Utilities. These stocks are tailor-made for dividend hunters, says John Graves, author of “Fracking: America’s Alternative Energy Revolution.” For example, the diversified energy holding company Exelon recently had a dividend yield of 5.8 percent. And New York-based Consolidated Edison Inc., which has raised its dividend every year since 1975, recently yielded 4 percent.

Rahemtulla agrees that utilities are a great way to play the energy sector. “People will only keep using more energy,” he says. When scouting out utility stocks, look for steady earnings growth and consistent dividend increases, he says.

Big oil and gas producers. Big oil companies such as ExxonMobil and Chevron Corp. have been trading at relatively modest prices. Yet, these companies are highly profitable and churn out lots of cash, Rahemtulla says. They’re also becoming more diversified as they snap up natural gas producers.

Luna especially likes Chevron and ConocoPhillips’ low stock volatility and recent 3 percent-plus dividends. ConocoPhillips, a global oil and gas producer, has raised its dividend annually for 12 years.

Chevron is also raising its gas production — a good sign that it will keep the profits flowing to fund future dividend increases. Chevron has raised its dividend for 25 consecutive years.
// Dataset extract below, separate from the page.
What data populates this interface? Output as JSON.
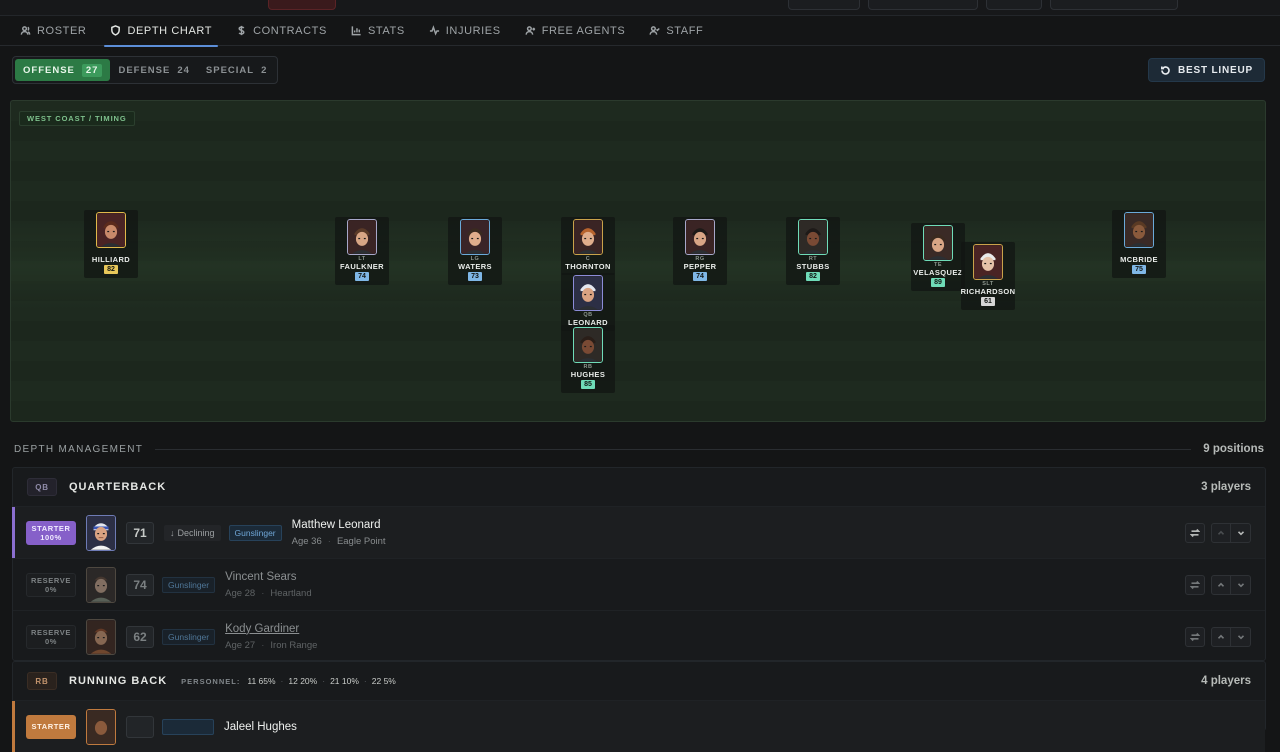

ExxonMobil is tighter-fisted with payouts, so the dividend yield is only 2.6 percent, adding up to lower total returns that include stock appreciation as well as dividends, Luna says.

Alternative energy. Low natural gas prices have put the kabash on alternative energy sources such as solar and wind. At this point, solar energy stocks are overpriced and have more downsides than upsides, says Jason Stevens, director of energy equity and credit research at Morningstar. Also, dividend yields are nonexistent.

However, risk-taking investors can take heart. A recent Citigroup research report on solar companies sees higher global growth ahead. So Citigroup offers these suggestions in the U.S. solar stock sector: SunPower Corp. in San Jose, Calif.; MEMC Corp. in St. Peters, Mo.; First Solar Inc. in Tempe, Ariz.; and Advanced Energy Industries Inc. of Fort Collins, Colo. The biggest solar player, First Solar, is a bellwether stock with a fat pipeline of new products, according to a Citigroup solar stocks report.

If solar energy doesn’t brighten your portfolio, there’s no shortage of other power players.